It wouldn’t be until almost 8:30 that evening that I got a call on my cell phone from my family physician (who my father called out of concern) and I explained my symptoms, convinced it was a muscle strain. The doctor, who I now credit with saving my life, instructed me to go to the emergency room immediately (or call 9-1-1 if I was alone) because he believed I was suffering from a blood clot in my lung, that travelled there from my calf. I was in disbelief, but the urgency in his voice – coupled by the fact that he called me on his cell phone on Sunday evening – convinced me that I should go. I all but fell down the stairs and told my husband we had to go. He all but muttered “I told you!” and we were out the door. I remember he helped me walk to the car because I couldn’t and I remember asking him if I was going to die because I felt like it. I remember he said he didn’t think so, but the hesitation in his voice caught me off guard. I cried all the way to the hospital and actually thought about discussing funeral arrangements in the car before it was too late. I had never even been to the hospital for as much as a bump or bruise before and I was certain this would be the end of me, as it nearly was.

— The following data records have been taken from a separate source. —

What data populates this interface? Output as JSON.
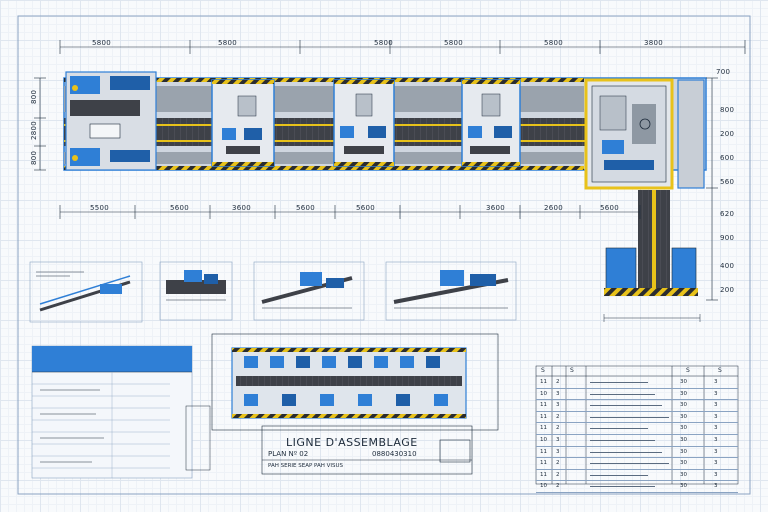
{
  "drawing": {
    "title": "LIGNE D'ASSEMBLAGE",
    "plan_no": "PLAN Nº 02",
    "subtitle": "PAH SERIE SEAP PAH VISUS",
    "drawing_code": "0880430310"
  },
  "dimensions": {
    "top": [
      "5800",
      "5800",
      "5800",
      "5800",
      "5800",
      "3800"
    ],
    "bottom": [
      "5500",
      "5600",
      "3600",
      "5600",
      "5600",
      "3600",
      "2600",
      "5600"
    ],
    "right": [
      "700",
      "800",
      "200",
      "600",
      "560",
      "620",
      "900",
      "400",
      "200"
    ],
    "left": [
      "800",
      "2800",
      "800"
    ]
  },
  "spec_table": {
    "header": [
      "S",
      "S",
      "",
      "S",
      "S"
    ],
    "rows": [
      [
        "11",
        "2",
        "30",
        "3"
      ],
      [
        "10",
        "3",
        "30",
        "3"
      ],
      [
        "11",
        "3",
        "30",
        "3"
      ],
      [
        "11",
        "2",
        "30",
        "3"
      ],
      [
        "11",
        "2",
        "30",
        "3"
      ],
      [
        "10",
        "3",
        "30",
        "3"
      ],
      [
        "11",
        "3",
        "30",
        "3"
      ],
      [
        "11",
        "2",
        "30",
        "3"
      ],
      [
        "11",
        "2",
        "30",
        "3"
      ],
      [
        "10",
        "2",
        "30",
        "3"
      ]
    ]
  },
  "colors": {
    "accent": "#2f7fd6",
    "conveyor": "#3e4148",
    "hazard": "#e8c21a",
    "line": "#1c2a3a"
  }
}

And I remember feeling the worst pain I ever felt in my life. Radiating pain in my lower leg that felt like a vice and a stabbing pain in my side that felt like a knife. I couldn’t draw a deep breath, couldn’t lie down, could barely speak and could not put any weight on my left leg without increased pain. And, I remember that although I was seen without question (and bypassed a very long line of sick and injured people) it would be almost three hours before an ER doctor determined what was wrong and an ER nurse gave me morphine that suddenly made it all okay – or so I thought. Little did I know, I had a very, very long road ahead of me and one that I would be very lucky to make it out of alive on the other side of.
Stay tuned for more of my story coming up….
In healing there is hope and you are not alone,